The Subtle Art of Not Giving a F**k: A Counterintuitive Approach to Living a Good Life, Mark Manson
Self Help and Personal Development
There is nothing subtle about this book’s title, or the message it delivers. Mark Manson offers a brutal reality check with unwavering honesty; limit time spent on mindless distractions, and minimise concern over things that contribute little or no purpose to your life. This book doesn’t seek to inspire its reader to achieve greatness and success, but rather it encourages you to take stock of your life and to stop giving a f**k about things that don’t matter.
The Power, Naomi Alderman
Loved watching The Handmaid’s Tale last year? Naomi Alderman’s dystopian The Power is reminiscent of the Margaret Atwood classic. In fact, Atwood is one of Alderman’s mentors. The premise of The Power is simple: women and girls discover they are able to generate powerful electrical charges through an organ on their collarbones. This discovery flips social status quo on its head; women are now stronger than men and a gender revolution ensues. A world run by women isn’t presented as utopia however, and rather than positioning it as paradise Alderman depicts The Power as a historical narrative.
Life of Brine - A Surfer's Journey, Phil Jarratt
A memoir about the life of a surfer seems the natural companion to a beach day. Life of Brine - A Surfer's Journey is from Phil Jarrat, an Australian surfing journalist who wrote his autobiography after suffering a heart attack in Bali. The book chronicles his start in Australian surfing culture, his encounters with Hunter S Thompson, Jack Johnson and Kelly Slater, and the time he spent partying in the 1970s, 1980s and 1990s.
And for those that would prefer to listen to their books...
If turning pages isn't your preferred way to consume a book, download some audiobooks to kick back with.
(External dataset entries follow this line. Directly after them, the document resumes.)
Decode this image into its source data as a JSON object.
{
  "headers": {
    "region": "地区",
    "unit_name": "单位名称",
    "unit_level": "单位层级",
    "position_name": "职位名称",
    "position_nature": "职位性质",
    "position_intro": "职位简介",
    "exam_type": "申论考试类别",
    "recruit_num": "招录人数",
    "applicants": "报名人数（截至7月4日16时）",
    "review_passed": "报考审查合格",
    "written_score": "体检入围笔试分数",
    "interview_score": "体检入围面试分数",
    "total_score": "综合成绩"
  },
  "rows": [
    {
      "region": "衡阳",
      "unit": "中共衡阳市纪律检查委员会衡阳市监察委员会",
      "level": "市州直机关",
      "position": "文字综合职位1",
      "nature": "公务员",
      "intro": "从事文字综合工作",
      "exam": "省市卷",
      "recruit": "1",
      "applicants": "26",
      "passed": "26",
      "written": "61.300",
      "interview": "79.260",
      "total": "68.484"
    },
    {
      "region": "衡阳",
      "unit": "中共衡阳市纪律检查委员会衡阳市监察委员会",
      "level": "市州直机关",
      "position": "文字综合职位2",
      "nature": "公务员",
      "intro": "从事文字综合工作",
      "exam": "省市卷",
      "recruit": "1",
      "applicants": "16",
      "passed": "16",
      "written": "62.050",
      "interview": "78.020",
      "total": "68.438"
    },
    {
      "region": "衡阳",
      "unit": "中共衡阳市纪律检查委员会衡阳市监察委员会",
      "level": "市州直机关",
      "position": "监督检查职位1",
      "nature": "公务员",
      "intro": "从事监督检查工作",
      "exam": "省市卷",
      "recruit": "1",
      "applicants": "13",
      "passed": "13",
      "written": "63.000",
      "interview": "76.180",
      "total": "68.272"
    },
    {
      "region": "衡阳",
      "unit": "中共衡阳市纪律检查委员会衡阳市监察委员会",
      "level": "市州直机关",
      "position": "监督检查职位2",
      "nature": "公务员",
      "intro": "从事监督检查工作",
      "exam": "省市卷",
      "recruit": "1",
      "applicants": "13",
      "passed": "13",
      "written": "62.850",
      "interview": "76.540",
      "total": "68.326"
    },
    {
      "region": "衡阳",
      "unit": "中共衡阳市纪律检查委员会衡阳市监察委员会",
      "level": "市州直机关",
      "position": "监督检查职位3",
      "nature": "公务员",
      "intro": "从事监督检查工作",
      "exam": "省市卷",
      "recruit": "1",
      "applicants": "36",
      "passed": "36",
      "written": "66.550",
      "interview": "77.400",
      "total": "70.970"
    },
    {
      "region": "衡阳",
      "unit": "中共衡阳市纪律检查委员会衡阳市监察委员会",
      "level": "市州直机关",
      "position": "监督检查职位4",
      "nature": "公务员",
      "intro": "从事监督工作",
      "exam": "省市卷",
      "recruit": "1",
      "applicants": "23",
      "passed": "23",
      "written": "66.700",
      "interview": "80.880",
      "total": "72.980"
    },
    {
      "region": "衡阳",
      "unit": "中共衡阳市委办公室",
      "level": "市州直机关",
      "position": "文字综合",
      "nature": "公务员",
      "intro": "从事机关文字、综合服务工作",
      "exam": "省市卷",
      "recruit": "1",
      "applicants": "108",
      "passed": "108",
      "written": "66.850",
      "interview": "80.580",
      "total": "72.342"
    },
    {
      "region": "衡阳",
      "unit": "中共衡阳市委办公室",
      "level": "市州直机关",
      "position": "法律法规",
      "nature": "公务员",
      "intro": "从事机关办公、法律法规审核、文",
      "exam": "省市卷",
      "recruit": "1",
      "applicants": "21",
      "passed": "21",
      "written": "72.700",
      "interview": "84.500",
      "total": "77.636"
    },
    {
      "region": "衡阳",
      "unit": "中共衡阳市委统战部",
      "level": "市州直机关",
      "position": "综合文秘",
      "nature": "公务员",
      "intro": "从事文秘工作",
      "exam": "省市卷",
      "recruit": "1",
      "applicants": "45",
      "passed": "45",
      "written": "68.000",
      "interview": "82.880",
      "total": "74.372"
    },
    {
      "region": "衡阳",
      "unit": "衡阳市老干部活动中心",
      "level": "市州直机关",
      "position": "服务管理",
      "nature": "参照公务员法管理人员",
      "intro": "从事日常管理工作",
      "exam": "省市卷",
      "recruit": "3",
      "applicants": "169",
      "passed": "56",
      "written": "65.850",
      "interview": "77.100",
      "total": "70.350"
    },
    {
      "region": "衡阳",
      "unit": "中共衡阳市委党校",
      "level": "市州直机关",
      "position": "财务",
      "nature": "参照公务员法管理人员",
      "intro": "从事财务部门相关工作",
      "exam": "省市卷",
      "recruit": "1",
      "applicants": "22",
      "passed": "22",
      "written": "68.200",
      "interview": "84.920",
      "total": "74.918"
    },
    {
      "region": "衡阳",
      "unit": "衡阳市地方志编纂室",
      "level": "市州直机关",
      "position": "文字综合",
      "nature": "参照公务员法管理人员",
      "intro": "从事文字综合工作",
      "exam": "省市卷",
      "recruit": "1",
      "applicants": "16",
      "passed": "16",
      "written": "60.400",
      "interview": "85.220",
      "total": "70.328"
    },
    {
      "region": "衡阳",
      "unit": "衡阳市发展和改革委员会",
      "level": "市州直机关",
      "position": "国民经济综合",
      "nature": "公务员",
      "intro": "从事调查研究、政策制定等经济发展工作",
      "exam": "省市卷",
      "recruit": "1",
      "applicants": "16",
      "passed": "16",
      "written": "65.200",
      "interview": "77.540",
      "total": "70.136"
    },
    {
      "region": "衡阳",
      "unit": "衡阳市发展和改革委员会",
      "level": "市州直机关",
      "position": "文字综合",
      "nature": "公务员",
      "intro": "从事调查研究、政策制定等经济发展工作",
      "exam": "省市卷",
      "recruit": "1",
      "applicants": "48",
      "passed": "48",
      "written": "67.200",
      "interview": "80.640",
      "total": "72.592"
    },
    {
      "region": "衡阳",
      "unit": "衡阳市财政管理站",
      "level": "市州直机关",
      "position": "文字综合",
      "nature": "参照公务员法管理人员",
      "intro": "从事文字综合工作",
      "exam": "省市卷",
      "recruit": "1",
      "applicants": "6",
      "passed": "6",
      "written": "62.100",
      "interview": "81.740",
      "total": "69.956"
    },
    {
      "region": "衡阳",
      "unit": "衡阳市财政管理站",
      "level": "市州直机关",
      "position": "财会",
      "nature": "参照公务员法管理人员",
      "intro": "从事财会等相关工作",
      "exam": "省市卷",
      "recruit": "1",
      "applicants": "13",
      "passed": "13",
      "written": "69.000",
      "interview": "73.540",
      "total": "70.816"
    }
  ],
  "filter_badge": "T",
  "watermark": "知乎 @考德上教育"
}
Try Mythos: A Retelling of the Myths of Ancient Greece, authored and narrated by Stephen Fry; Magpie Murders by Anthony Horowitz and read by Samantha Bond and Allan Corduner; The Lonely Hearts Hotel by Heather O’Neill and read by Julia Whelan; and La Belle Sauvage by Phillip Pullman and narrated by Michael Sheen.